“In the age of le jazz hot, he composed le jazz triste”, writes David Schiff of Aaron Copland. It is an often overlooked fact that Copland’s music carries in it a jazz tinge. Schiff argues that Copland developed his own melancholic voice as an echo, if not a direct emulation of the blues.
Copland never claimed to be a jazz musician, but he did say “I can’t play jazz, but certainly I was familiar with it – sufficiently so it would have made a deep impression.” The academic Stanley Kleppinger notes that Copland recognised the importance of jazz in giving American classical music a unique voice.
However, Schiff argues that Copland’s attitude to jazz was often condescending, suggesting his view was coloured not by New York’s fermenting contemporary music, but rather popular rags and novelty songs. Schiff unflatteringly describes Copland’s attitude to jazz musicians: “jazz musicians, like native populations are found to only have unconscious qualities.” However, Copland’s post-Debussy harmony, combined with his own impression of jazz, feels in some ways like an ancestor of Gil Evans. Copland himself, perhaps unconsciously, absorbed some of jazz’s mood and energy.
For Copland, it was rhythm, not harmony that defined jazz. He wrote: “the essential character of jazz is its rhythm.” One of the ‘jazz rhythms’ Copland identified, crudely, in his own writings is a dotted ostinato. This is a recurring idea in Quiet City, almost becoming a leitmotiv for the ‘city’ itself.
Copland originally wrote the piece as a score for an Irwin Shaw play. The stage work was so cumbersome and over-complicated that it died soon after its conception, leaving Copland to rework the music he wrote into the now familiar orchestral piece. Copland’s choice of the trumpet as the solo voice is dictated by stage direction: the play’s central character has an alter-ego brother who is a jazz trumpet player. Shaw dictates: “The horn is muted, [.] restless, dying.”
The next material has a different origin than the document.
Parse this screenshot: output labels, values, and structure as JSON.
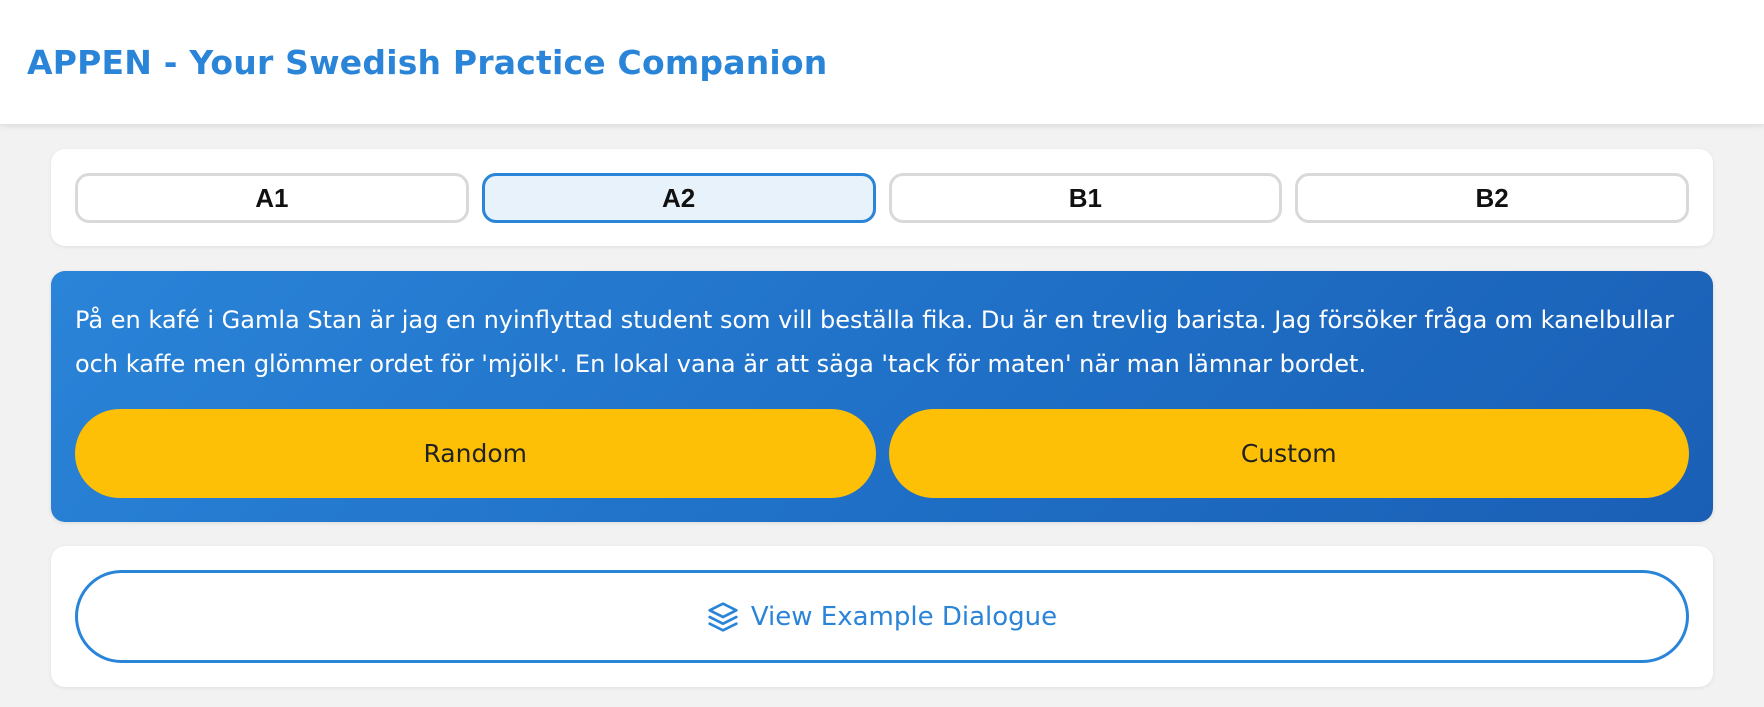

Tellingly, in its original form scored for piano and theatre band, the opening has repeating block chords far closer to the sound of a jazz rhythm section than the later orchestral strings. With its quartal harmony, the opening almost sounds like a sketch of an extremely primitive McCoy Tyner. There is a fascinating excerpt of the original stage work available here
For me, Quiet City is a study of urban melancholy and loneliness in the same vein as Copland’s contemporary Edward Hopper. The piece perfectly evokes the paradox of being solitary in a city. The cold trumpet call entry feels a natural companion to Miles Davis’ vibrato-less, fragile tone, and is every bit as affecting. Quiet City is a study in noire, almost two decades before Miles recorded Acenseur pour l’échafaud. The piece is his own impression of jazz – an impression that has proved to be oddly prophetic.
The London Symphony Orchestra perform Quiet City next Tuesday 11th of June at the Barbican.